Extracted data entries
· · · · · · ·

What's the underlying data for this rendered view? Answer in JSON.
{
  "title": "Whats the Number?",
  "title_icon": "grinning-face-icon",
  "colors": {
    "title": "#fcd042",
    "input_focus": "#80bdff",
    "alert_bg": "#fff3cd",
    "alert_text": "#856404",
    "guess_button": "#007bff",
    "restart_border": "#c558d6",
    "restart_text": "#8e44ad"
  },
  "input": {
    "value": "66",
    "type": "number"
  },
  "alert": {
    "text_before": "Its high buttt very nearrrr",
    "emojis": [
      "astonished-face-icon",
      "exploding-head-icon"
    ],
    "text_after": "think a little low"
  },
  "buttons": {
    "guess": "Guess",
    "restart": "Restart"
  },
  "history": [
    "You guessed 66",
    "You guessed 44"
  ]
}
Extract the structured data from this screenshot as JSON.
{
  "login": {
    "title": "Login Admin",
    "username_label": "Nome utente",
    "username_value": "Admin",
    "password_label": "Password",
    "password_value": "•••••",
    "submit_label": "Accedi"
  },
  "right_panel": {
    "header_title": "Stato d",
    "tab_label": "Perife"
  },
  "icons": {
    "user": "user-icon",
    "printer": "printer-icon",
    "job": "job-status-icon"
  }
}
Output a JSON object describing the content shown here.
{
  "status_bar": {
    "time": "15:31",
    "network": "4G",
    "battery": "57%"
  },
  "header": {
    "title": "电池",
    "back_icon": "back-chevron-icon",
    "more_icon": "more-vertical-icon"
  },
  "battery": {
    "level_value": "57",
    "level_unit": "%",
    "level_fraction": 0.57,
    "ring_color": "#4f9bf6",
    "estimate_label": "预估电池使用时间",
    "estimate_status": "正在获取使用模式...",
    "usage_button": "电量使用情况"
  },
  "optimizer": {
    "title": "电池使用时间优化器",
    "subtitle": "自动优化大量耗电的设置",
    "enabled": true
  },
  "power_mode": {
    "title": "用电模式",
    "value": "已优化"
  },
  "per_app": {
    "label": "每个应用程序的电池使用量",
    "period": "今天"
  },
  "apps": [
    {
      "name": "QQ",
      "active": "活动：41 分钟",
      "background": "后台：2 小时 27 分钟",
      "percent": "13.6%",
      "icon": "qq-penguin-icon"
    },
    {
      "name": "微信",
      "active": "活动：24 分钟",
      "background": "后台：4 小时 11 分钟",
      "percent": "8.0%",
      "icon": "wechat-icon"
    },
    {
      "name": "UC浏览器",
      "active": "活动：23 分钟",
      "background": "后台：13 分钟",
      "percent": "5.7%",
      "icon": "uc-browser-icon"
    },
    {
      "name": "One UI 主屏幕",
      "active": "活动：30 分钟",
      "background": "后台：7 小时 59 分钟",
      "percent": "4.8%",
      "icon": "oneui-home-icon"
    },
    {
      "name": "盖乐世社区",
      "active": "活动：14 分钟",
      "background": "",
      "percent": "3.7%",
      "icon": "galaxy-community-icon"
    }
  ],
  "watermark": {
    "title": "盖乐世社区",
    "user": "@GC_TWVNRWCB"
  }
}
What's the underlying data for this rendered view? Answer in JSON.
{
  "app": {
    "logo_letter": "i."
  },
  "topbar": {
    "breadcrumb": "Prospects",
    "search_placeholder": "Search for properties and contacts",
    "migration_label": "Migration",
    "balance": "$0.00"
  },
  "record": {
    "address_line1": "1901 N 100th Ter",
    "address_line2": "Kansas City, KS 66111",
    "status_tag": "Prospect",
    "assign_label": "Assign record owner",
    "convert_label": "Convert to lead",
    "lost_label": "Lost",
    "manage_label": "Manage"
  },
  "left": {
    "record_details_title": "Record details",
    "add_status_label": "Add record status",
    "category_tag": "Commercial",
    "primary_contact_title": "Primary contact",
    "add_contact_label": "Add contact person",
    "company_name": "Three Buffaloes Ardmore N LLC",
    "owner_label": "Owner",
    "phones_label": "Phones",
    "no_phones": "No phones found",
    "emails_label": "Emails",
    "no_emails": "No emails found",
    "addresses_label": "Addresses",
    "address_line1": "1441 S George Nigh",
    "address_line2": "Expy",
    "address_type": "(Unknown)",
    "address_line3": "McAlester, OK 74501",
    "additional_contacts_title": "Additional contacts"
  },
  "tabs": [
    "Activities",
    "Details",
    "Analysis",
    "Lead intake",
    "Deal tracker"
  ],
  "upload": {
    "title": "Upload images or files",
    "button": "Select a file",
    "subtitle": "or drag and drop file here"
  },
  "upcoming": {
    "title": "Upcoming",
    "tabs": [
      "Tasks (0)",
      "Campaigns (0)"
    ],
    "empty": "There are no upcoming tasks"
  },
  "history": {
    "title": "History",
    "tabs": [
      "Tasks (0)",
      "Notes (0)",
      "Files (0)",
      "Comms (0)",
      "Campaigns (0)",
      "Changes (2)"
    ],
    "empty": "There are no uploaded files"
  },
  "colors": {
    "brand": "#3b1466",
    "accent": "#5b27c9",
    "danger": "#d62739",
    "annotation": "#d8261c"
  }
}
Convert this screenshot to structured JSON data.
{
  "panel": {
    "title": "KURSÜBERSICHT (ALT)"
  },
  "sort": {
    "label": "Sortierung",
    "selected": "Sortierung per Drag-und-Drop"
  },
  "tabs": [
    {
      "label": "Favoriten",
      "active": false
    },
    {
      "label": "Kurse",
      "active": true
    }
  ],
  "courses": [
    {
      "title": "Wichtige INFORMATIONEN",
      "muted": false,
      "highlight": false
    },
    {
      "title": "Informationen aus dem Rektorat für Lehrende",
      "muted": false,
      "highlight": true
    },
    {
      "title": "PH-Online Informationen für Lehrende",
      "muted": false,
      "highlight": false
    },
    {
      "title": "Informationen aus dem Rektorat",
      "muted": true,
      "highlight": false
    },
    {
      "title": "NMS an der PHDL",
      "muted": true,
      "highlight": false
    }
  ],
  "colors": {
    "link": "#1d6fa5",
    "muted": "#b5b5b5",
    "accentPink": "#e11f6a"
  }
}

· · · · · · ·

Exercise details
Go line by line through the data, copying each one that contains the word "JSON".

Solution below
What's the underlying data for this rendered view? Answer in JSON.
Extract the structured data from this screenshot as JSON.
Output a JSON object describing the content shown here.
What's the underlying data for this rendered view? Answer in JSON.
Convert this screenshot to structured JSON data.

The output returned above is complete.